New Haven, CT 06511
Institutional Affiliation: Yale University
Information about this author at RePEc
NBER Working Papers and Publications
|August 2020||Using a Satisficing Model of Experimenter Decision-Making to Guide Finite-Sample Inference for Compromised Experiments|
with : w27738
This paper presents a simple decision-theoretic economic approach for analyzing social experiments with compromised random assignment protocols that are only partially documented. We model administratively constrained experimenters who satisfice in seeking covariate balance. We develop design-based small-sample hypothesis tests that use worst-case (least favorable) randomization null distributions. Our approach accommodates a variety of compromised experiments, including imperfectly documented re-randomization designs. To make our analysis concrete, we focus much of our discussion on the influential Perry Preschool Project. We reexamine previous estimates of program effectiveness using our methods. The choice of how to model reassignment vitally affects inference.

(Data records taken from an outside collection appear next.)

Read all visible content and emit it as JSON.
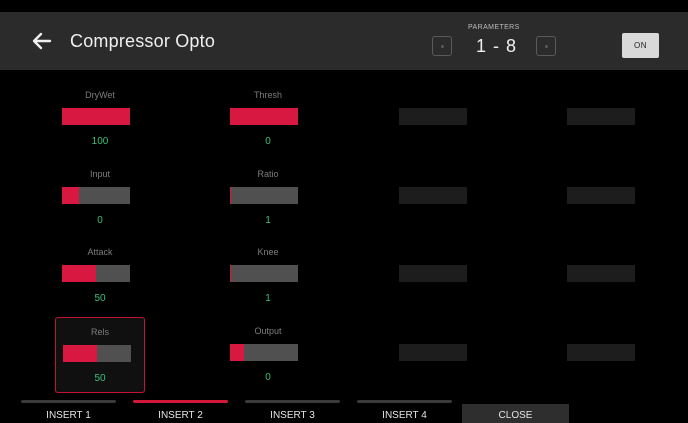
{
  "header": {
    "title": "Compressor Opto",
    "parameters_label": "PARAMETERS",
    "parameters_range": "1 - 8",
    "on_label": "ON"
  },
  "colors": {
    "accent": "#d81840",
    "value_text": "#3dbf7a",
    "bar_track": "#505050",
    "empty_slot": "#1d1d1d"
  },
  "parameters": [
    {
      "label": "DryWet",
      "value": "100",
      "level": 1.0
    },
    {
      "label": "Thresh",
      "value": "0",
      "level": 1.0
    },
    {
      "label": "Input",
      "value": "0",
      "level": 0.25
    },
    {
      "label": "Ratio",
      "value": "1",
      "level": 0.02
    },
    {
      "label": "Attack",
      "value": "50",
      "level": 0.5
    },
    {
      "label": "Knee",
      "value": "1",
      "level": 0.02
    },
    {
      "label": "Rels",
      "value": "50",
      "level": 0.5,
      "selected": true
    },
    {
      "label": "Output",
      "value": "0",
      "level": 0.2
    }
  ],
  "tabs": [
    {
      "label": "INSERT 1",
      "active": false
    },
    {
      "label": "INSERT 2",
      "active": true
    },
    {
      "label": "INSERT 3",
      "active": false
    },
    {
      "label": "INSERT 4",
      "active": false
    }
  ],
  "close_label": "CLOSE"
}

|May 2019||The Perry Preschoolers at Late Midlife: A Study in Design-Specific Inference|
with : w25888
This paper presents the first analysis of the life course outcomes through late midlife (around age 55) for the participants of the iconic Perry Preschool Project, an experimental high-quality preschool program for disadvantaged African-American children in the 1960s. We discuss the design of the experiment, compromises in and adjustments to the randomization protocol, and the extent of knowledge about departures from the initial random assignment. We account for these factors in developing conservative small-sample hypothesis tests that use approximate worst-case (least favorable) randomization null distributions. We examine how our new methods compare with standard inferential methods, which ignore essential features of the experimental setup. Widely used procedures produce misleading in...
|Intergenerational and Intragenerational Externalities of the Perry Preschool Project|
with : w25889
This paper examines the impact of the iconic Perry Preschool Project on the children and siblings of the original participants. The children of treated participants have fewer school suspensions, higher levels of education and employment, and lower levels of participation in crime, compared with the children of untreated participants. Impacts are especially pronounced for the children of male participants. These treatment effects are associated with improved childhood home environments. The intergenerational effects arise despite the fact that families of treated subjects live in similar or worse neighborhoods than the control families. We also find substantial positive effects of the Perry program on the siblings of participants who did not directly participate in the program, especially ...